## EXERCISE DIRECTIONS
Leave the pictures out, and print everything else in the records exactly.

## INPUT MATERIAL
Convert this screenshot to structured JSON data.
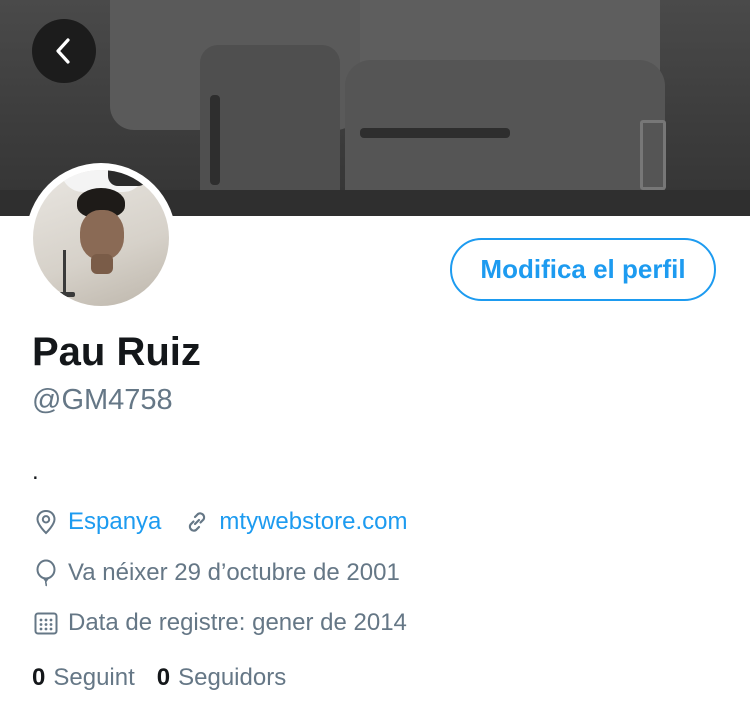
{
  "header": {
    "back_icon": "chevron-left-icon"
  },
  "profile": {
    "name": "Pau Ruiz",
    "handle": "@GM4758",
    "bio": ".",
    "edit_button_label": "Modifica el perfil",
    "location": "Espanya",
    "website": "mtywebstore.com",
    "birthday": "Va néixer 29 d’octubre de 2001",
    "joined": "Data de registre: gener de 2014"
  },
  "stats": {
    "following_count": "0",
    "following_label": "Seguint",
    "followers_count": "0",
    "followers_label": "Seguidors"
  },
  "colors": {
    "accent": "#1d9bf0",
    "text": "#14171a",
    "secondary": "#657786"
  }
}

## OUTPUT OF THE TASK
Convert this screenshot to structured JSON data.
{
  "header": {
    "back_icon": "chevron-left-icon"
  },
  "profile": {
    "name": "Pau Ruiz",
    "handle": "@GM4758",
    "bio": ".",
    "edit_button_label": "Modifica el perfil",
    "location": "Espanya",
    "website": "mtywebstore.com",
    "birthday": "Va néixer 29 d’octubre de 2001",
    "joined": "Data de registre: gener de 2014"
  },
  "stats": {
    "following_count": "0",
    "following_label": "Seguint",
    "followers_count": "0",
    "followers_label": "Seguidors"
  },
  "colors": {
    "accent": "#1d9bf0",
    "text": "#14171a",
    "secondary": "#657786"
  }
}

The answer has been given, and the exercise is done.